== Segment start ==

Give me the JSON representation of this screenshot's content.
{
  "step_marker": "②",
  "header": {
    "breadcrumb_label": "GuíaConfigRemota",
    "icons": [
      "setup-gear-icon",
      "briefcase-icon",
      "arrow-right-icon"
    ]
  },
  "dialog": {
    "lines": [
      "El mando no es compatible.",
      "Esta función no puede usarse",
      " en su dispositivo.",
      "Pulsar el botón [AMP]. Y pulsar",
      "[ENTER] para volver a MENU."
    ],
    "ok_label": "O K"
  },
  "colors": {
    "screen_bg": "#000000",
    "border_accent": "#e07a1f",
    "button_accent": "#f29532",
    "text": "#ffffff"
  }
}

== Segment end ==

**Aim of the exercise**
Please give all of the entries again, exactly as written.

**Result below**
Give me the JSON representation of this screenshot's content.
{
  "step_marker": "②",
  "header": {
    "breadcrumb_label": "GuíaConfigRemota",
    "icons": [
      "setup-gear-icon",
      "briefcase-icon",
      "arrow-right-icon"
    ]
  },
  "dialog": {
    "lines": [
      "El mando no es compatible.",
      "Esta función no puede usarse",
      " en su dispositivo.",
      "Pulsar el botón [AMP]. Y pulsar",
      "[ENTER] para volver a MENU."
    ],
    "ok_label": "O K"
  },
  "colors": {
    "screen_bg": "#000000",
    "border_accent": "#e07a1f",
    "button_accent": "#f29532",
    "text": "#ffffff"
  }
}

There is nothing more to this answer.